> [Task to carry out] Give back a single figure: the number of lines in the entries below that contain "SHARE".
──────────
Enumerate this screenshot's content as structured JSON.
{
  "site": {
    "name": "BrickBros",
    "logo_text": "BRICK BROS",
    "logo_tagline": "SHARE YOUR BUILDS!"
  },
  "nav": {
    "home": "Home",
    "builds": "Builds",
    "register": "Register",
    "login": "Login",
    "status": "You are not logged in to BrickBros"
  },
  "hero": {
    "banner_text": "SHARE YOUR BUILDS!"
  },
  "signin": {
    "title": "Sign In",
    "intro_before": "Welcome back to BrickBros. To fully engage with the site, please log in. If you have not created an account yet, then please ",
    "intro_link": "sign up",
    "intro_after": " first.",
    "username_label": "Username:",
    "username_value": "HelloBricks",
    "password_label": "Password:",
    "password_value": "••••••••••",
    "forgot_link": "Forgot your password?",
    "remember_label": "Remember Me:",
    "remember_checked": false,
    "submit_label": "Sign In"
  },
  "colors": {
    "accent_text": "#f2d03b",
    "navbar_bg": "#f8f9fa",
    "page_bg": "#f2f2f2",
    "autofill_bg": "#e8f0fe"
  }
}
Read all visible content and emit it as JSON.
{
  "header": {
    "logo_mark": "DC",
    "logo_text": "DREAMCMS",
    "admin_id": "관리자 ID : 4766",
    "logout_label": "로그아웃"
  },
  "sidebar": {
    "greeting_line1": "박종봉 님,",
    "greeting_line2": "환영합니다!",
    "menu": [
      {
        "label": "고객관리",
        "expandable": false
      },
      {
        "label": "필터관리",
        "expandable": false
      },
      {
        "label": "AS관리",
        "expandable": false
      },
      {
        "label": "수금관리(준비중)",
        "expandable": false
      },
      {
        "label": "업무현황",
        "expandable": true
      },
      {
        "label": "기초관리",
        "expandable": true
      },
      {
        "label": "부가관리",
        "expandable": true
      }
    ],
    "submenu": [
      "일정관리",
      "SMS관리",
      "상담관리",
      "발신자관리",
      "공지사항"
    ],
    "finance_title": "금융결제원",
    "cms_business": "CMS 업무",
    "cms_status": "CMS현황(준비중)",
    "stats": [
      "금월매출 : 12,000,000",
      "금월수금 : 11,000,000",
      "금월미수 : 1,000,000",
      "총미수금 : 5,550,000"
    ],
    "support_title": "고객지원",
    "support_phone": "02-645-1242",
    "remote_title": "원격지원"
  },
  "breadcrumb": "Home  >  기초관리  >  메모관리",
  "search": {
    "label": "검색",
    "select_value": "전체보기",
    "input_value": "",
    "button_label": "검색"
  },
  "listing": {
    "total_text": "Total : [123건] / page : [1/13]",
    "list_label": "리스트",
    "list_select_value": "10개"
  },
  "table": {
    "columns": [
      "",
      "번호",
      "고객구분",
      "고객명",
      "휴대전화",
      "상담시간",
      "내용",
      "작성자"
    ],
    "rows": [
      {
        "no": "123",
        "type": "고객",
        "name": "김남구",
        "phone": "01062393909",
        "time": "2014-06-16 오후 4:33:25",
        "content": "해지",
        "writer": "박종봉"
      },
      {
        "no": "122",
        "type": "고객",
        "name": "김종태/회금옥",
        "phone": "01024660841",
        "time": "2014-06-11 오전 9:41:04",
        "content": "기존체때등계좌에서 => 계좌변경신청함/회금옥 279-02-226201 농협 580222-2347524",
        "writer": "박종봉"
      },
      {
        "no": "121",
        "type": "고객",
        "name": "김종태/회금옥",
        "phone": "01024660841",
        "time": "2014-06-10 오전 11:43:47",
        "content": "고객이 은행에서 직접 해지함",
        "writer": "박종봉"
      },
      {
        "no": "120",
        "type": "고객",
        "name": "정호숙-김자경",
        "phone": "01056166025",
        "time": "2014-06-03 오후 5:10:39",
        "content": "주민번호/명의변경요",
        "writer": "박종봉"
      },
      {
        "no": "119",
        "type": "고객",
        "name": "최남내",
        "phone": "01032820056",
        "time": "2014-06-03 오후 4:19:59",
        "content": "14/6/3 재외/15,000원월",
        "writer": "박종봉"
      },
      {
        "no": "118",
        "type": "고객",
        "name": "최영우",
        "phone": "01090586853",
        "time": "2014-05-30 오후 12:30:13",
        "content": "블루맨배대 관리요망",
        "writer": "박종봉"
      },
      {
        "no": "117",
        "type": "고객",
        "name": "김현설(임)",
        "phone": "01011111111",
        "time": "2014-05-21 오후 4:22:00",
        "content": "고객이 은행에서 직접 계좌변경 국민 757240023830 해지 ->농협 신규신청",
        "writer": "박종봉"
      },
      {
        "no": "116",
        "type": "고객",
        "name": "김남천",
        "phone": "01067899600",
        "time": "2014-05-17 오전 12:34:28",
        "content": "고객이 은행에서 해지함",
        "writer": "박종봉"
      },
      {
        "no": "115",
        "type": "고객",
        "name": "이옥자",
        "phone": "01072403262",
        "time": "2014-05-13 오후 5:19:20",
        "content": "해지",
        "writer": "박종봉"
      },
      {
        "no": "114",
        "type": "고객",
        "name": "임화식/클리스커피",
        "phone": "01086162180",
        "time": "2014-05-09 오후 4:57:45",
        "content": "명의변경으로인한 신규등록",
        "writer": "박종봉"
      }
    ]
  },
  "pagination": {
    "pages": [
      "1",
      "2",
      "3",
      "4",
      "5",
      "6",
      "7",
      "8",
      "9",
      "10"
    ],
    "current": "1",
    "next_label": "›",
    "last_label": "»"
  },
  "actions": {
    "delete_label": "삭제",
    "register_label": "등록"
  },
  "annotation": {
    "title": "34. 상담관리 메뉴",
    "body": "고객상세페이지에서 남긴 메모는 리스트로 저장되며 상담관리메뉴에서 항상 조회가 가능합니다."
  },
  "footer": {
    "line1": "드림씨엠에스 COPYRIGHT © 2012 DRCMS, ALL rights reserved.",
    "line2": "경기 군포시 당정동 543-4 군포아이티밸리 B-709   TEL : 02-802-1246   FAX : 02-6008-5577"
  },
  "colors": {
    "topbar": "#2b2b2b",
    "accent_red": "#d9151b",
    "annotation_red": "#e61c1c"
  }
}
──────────
> [Written response] 2